This isn't Trump's approach at all. He may say that he wants America to come together and unify in pursuit of making the country “great again.” But his words almost always have the opposite effect — not because the electorate preemptively hates him, but because he continually says and does things seemingly designed to antagonize large segments of the country and therefore increase its polarization.

Instead of acting to bring the country together, Trump intentionally seeks to divide it.

Trump's true predecessor in this regard was another right-wing populist, George Wallace, whose 1968 third-party presidential campaign practiced a politics of anger, hatred, contempt, resentment, and yes, of course, blatant racism. Like Wallace, Trump uses inflammatory insults to provide his angry supporters with a catharsis — and to provoke his political opponents into lashing back. When they do, it serves to vindicate the original insult.
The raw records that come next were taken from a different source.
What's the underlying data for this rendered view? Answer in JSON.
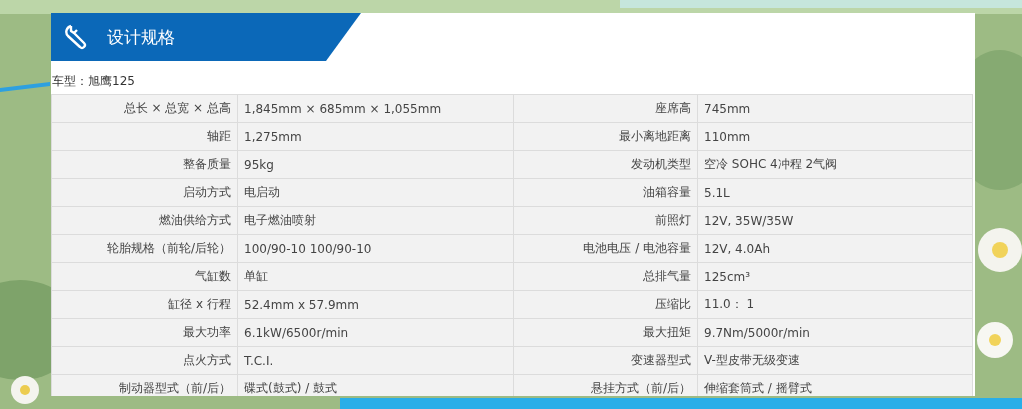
{
  "header": {
    "title": "设计规格"
  },
  "model_line": "车型：旭鹰125",
  "spec_rows": [
    [
      {
        "label": "总长 × 总宽 × 总高",
        "value": "1,845mm × 685mm × 1,055mm"
      },
      {
        "label": "座席高",
        "value": "745mm"
      }
    ],
    [
      {
        "label": "轴距",
        "value": "1,275mm"
      },
      {
        "label": "最小离地距离",
        "value": "110mm"
      }
    ],
    [
      {
        "label": "整备质量",
        "value": "95kg"
      },
      {
        "label": "发动机类型",
        "value": "空冷 SOHC 4冲程 2气阀"
      }
    ],
    [
      {
        "label": "启动方式",
        "value": "电启动"
      },
      {
        "label": "油箱容量",
        "value": "5.1L"
      }
    ],
    [
      {
        "label": "燃油供给方式",
        "value": "电子燃油喷射"
      },
      {
        "label": "前照灯",
        "value": "12V, 35W/35W"
      }
    ],
    [
      {
        "label": "轮胎规格（前轮/后轮）",
        "value": "100/90-10 100/90-10"
      },
      {
        "label": "电池电压 / 电池容量",
        "value": "12V, 4.0Ah"
      }
    ],
    [
      {
        "label": "气缸数",
        "value": "单缸"
      },
      {
        "label": "总排气量",
        "value": "125cm³"
      }
    ],
    [
      {
        "label": "缸径 x 行程",
        "value": "52.4mm x 57.9mm"
      },
      {
        "label": "压缩比",
        "value": "11.0： 1"
      }
    ],
    [
      {
        "label": "最大功率",
        "value": "6.1kW/6500r/min"
      },
      {
        "label": "最大扭矩",
        "value": "9.7Nm/5000r/min"
      }
    ],
    [
      {
        "label": "点火方式",
        "value": "T.C.I."
      },
      {
        "label": "变速器型式",
        "value": "V-型皮带无级变速"
      }
    ],
    [
      {
        "label": "制动器型式（前/后）",
        "value": "碟式(鼓式) / 鼓式"
      },
      {
        "label": "悬挂方式（前/后）",
        "value": "伸缩套筒式 / 摇臂式"
      }
    ]
  ]
}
That's how deliberately sowing divisiveness can be a political boon.

But why is this a problem, the left wonders? It's not as if the protests of the civil rights movement of the 1960s were particularly popular with white America. That unpopularity was no reason for the crusade for racial justice to refrain from pressing the case then. Why should the left behave any differently now?

Because Trump isn't Lyndon Johnson, who responded to the civil rights movement by pulling every string imaginable to get Congress to pass the Civil Rights Act. Trump isn't even Richard Nixon, whose defense of "law and order" and pursuit of the "Southern strategy" of appealing to former Democrats in the white South brought some of Wallace's populism into the GOP. Despite that, Nixon ultimately sought national consensus and conciliation, and he received it in the form of a massive landslide re-election victory in 1972.

Trump wants something else entirely.

Whether or not the president thinks about it strategically or (more likely) just acts on instinct, his words invariably follow a polarizing script. First he identifies a point of civic tension — in this case, Kaepernick's protest. A portion of the country feels anger at the gesture of dissent from the national anthem — some of them because of outright racism, but others because they see it as a sign of disrespect toward the country at a moment that's set aside for patriotism. Then there's a second group — probably millions strong — that doesn't exactly admire the protest, but also doesn't especially care much one way or another. Let's call them the tepid.

By expressing, intensifying, and amplifying the views of the first group with all the volume of the presidency, Trump emboldens those who were already angry. Now they have a champion in the White House. At the same time, he provokes the left into issuing a flood of angry counter-denunciations that reduce everyone ill-at-ease with the original protest (including our ambivalent tepids) to the category of racists and white supremacists. Meanwhile, the presidential attacks inspire additional athletes to engage, out of solidarity, in more of the same type of protest. Now far more players kneel during the anthem or refuse to come on the field to salute the flag — and a wide range of news and sports commentators explicitly take their side.

Now the tepid find themselves falling in behind the first group, ticked off that growing numbers of players and media personalities seem to have turned on the country and its flag.

It doesn't matter that the protests are an expression of justified outrage about racially based police brutality and not intended as a gesture of disrespect toward the flag or the country in general. By setting up the dispute in a polarizing way, Trump has managed, rhetorically speaking, to place himself and those most aggrieved by the protests on the same side as the flag and the national anthem.

He's also quite likely expanded the ranks of the aggrieved. They will never be the whole country, and perhaps not even a majority. But there don't need to be that many for Trump and the divisive form of politics he practices to receive a boost from his intervention. The more divided and conflict-ridden the country is — and the more frayed its social fabric — the more a demagogue like Trump will thrive.

Next time the left would be wise to keep its cool and refuse to take the bait.